Please return each entry that follows exactly as given, but without pictures.

[Excerpts from a dataset]
────────────────────────────────────────

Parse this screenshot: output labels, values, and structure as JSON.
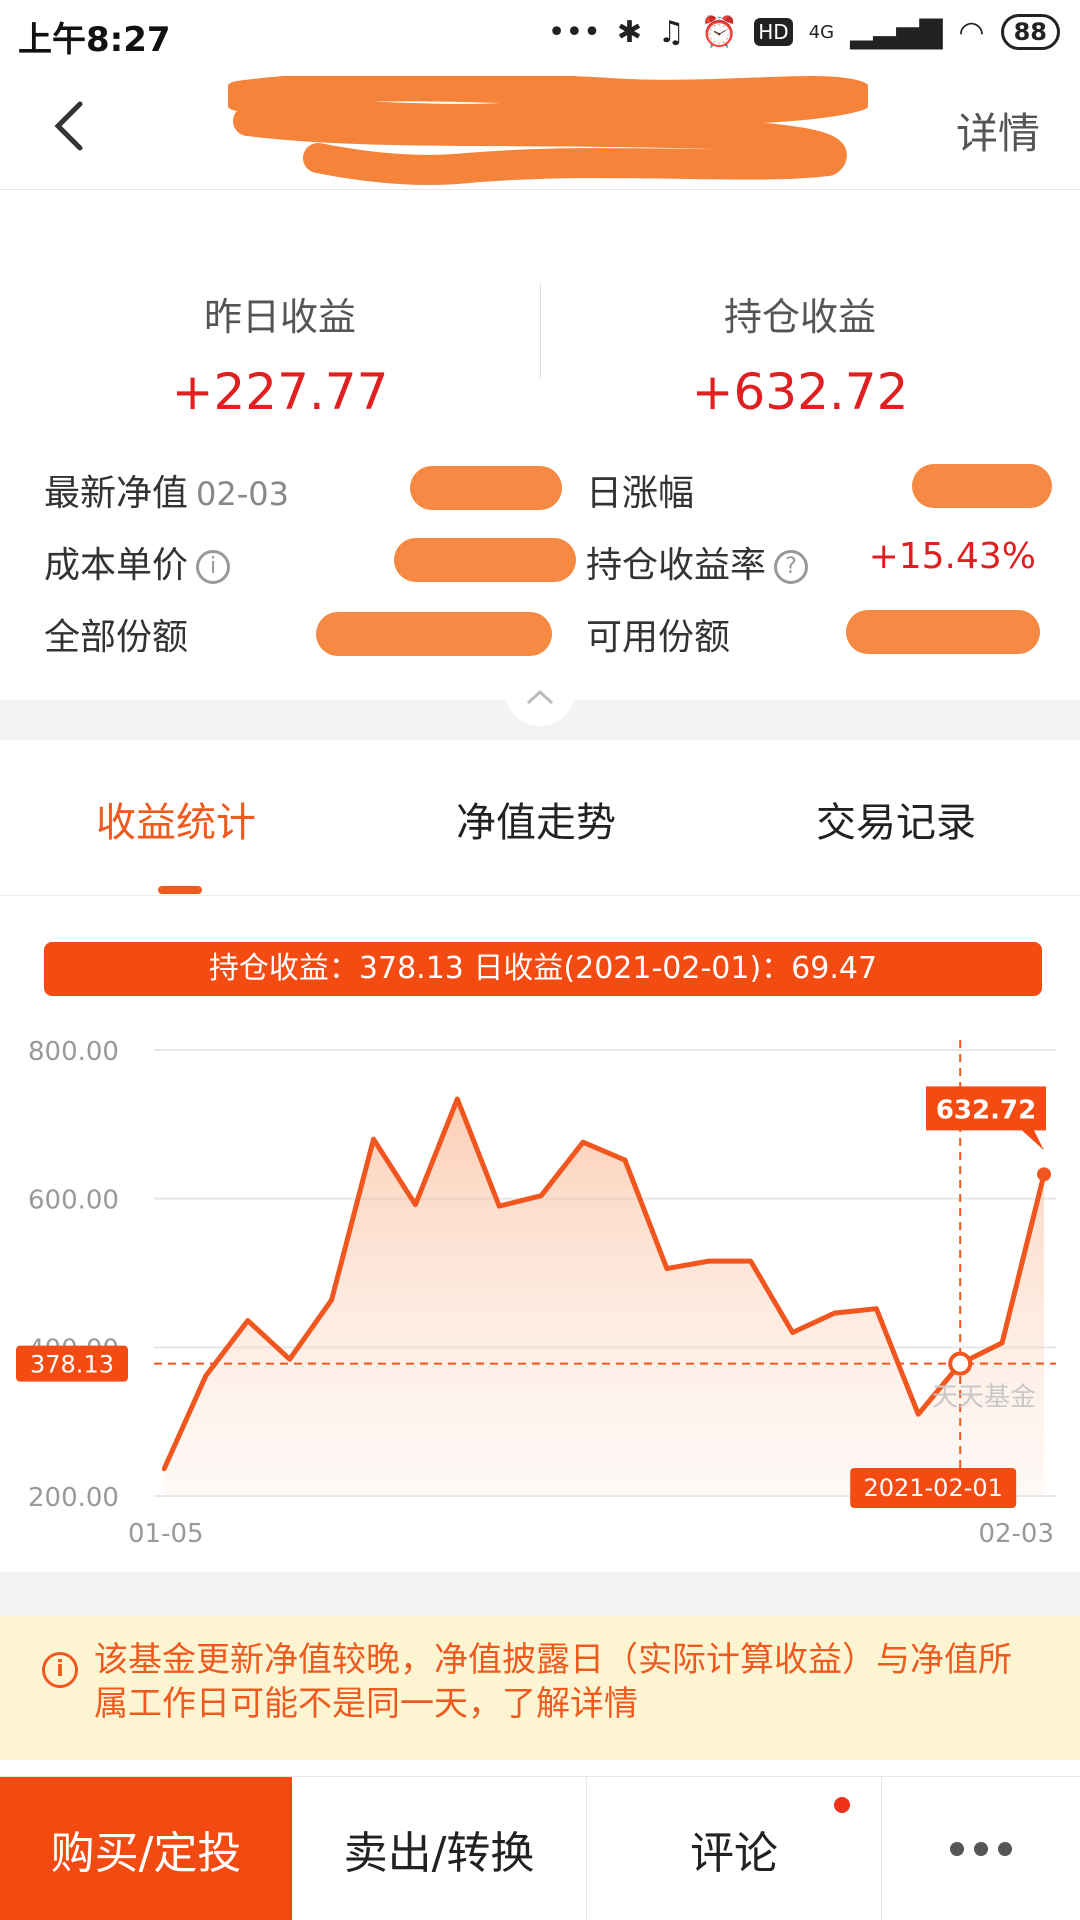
{
  "status_bar": {
    "time": "上午8:27",
    "network": "4G",
    "hd": "HD",
    "battery": "88"
  },
  "header": {
    "back_icon": "chevron-left-icon",
    "detail_label": "详情"
  },
  "summary": {
    "yesterday_label": "昨日收益",
    "yesterday_value": "+227.77",
    "holding_label": "持仓收益",
    "holding_value": "+632.72"
  },
  "info": {
    "latest_nav_label": "最新净值",
    "latest_nav_date": "02-03",
    "daily_change_label": "日涨幅",
    "cost_label": "成本单价",
    "holding_rate_label": "持仓收益率",
    "holding_rate_value": "+15.43%",
    "total_shares_label": "全部份额",
    "available_shares_label": "可用份额"
  },
  "tabs": [
    {
      "label": "收益统计",
      "active": true
    },
    {
      "label": "净值走势",
      "active": false
    },
    {
      "label": "交易记录",
      "active": false
    }
  ],
  "chart_banner": "持仓收益：378.13   日收益(2021-02-01)：69.47",
  "chart_data": {
    "type": "area",
    "title": "",
    "x_start": "01-05",
    "x_end": "02-03",
    "y_ticks": [
      "800.00",
      "600.00",
      "400.00",
      "200.00"
    ],
    "ylim": [
      200,
      800
    ],
    "values": [
      236,
      362,
      436,
      384,
      464,
      680,
      592,
      734,
      590,
      604,
      676,
      652,
      506,
      516,
      516,
      420,
      446,
      452,
      310,
      378,
      406,
      632.72
    ],
    "selected_index": 19,
    "selected_value_label": "378.13",
    "selected_date_label": "2021-02-01",
    "last_value_label": "632.72",
    "watermark": "天天基金",
    "line_color": "#f0561d",
    "grid": true
  },
  "notice": {
    "icon": "info-icon",
    "text": "该基金更新净值较晚，净值披露日（实际计算收益）与净值所属工作日可能不是同一天，了解详情"
  },
  "bottom_bar": {
    "buy_label": "购买/定投",
    "sell_label": "卖出/转换",
    "comment_label": "评论",
    "more_icon": "more-icon"
  }
}
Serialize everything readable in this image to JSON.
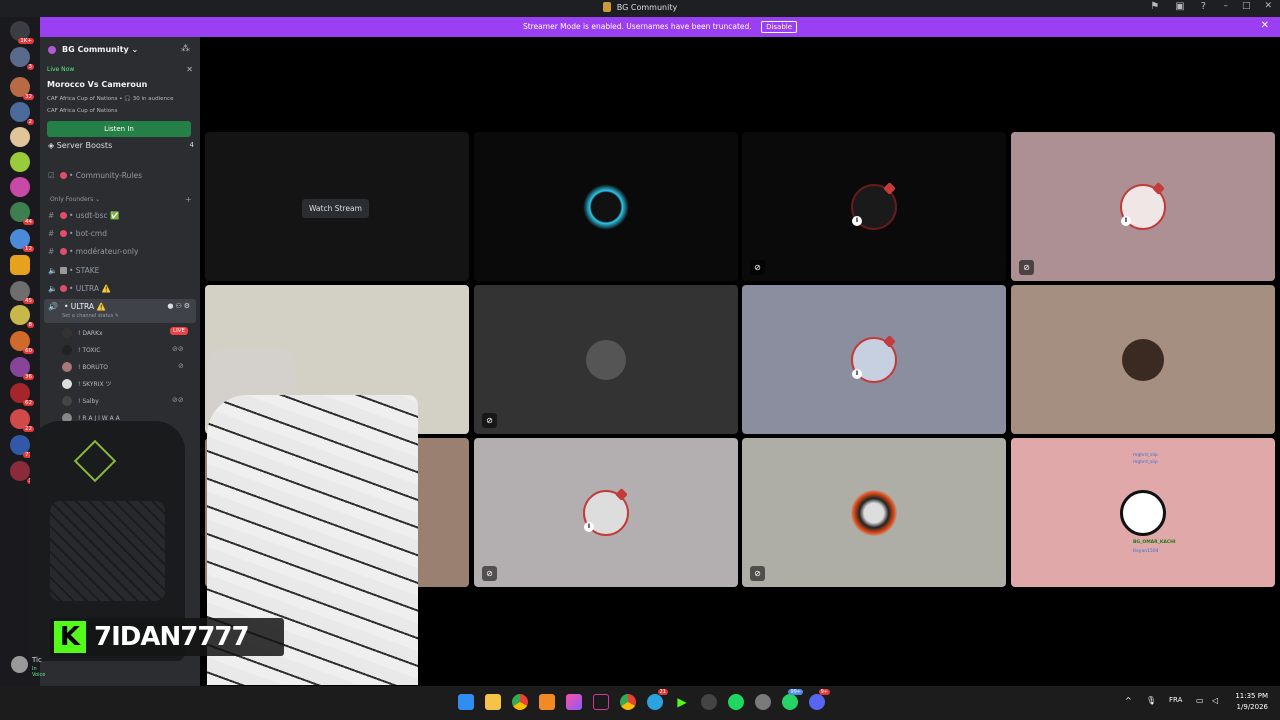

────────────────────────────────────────

Response =>
Parse this screenshot: output labels, values, and structure as JSON.
{
  "status_bar": {
    "time": "上午8:27",
    "network": "4G",
    "hd": "HD",
    "battery": "88"
  },
  "header": {
    "back_icon": "chevron-left-icon",
    "detail_label": "详情"
  },
  "summary": {
    "yesterday_label": "昨日收益",
    "yesterday_value": "+227.77",
    "holding_label": "持仓收益",
    "holding_value": "+632.72"
  },
  "info": {
    "latest_nav_label": "最新净值",
    "latest_nav_date": "02-03",
    "daily_change_label": "日涨幅",
    "cost_label": "成本单价",
    "holding_rate_label": "持仓收益率",
    "holding_rate_value": "+15.43%",
    "total_shares_label": "全部份额",
    "available_shares_label": "可用份额"
  },
  "tabs": [
    {
      "label": "收益统计",
      "active": true
    },
    {
      "label": "净值走势",
      "active": false
    },
    {
      "label": "交易记录",
      "active": false
    }
  ],
  "chart_banner": "持仓收益：378.13   日收益(2021-02-01)：69.47",
  "chart_data": {
    "type": "area",
    "title": "",
    "x_start": "01-05",
    "x_end": "02-03",
    "y_ticks": [
      "800.00",
      "600.00",
      "400.00",
      "200.00"
    ],
    "ylim": [
      200,
      800
    ],
    "values": [
      236,
      362,
      436,
      384,
      464,
      680,
      592,
      734,
      590,
      604,
      676,
      652,
      506,
      516,
      516,
      420,
      446,
      452,
      310,
      378,
      406,
      632.72
    ],
    "selected_index": 19,
    "selected_value_label": "378.13",
    "selected_date_label": "2021-02-01",
    "last_value_label": "632.72",
    "watermark": "天天基金",
    "line_color": "#f0561d",
    "grid": true
  },
  "notice": {
    "icon": "info-icon",
    "text": "该基金更新净值较晚，净值披露日（实际计算收益）与净值所属工作日可能不是同一天，了解详情"
  },
  "bottom_bar": {
    "buy_label": "购买/定投",
    "sell_label": "卖出/转换",
    "comment_label": "评论",
    "more_icon": "more-icon"
  }
}
Serialize everything readable in this image to JSON.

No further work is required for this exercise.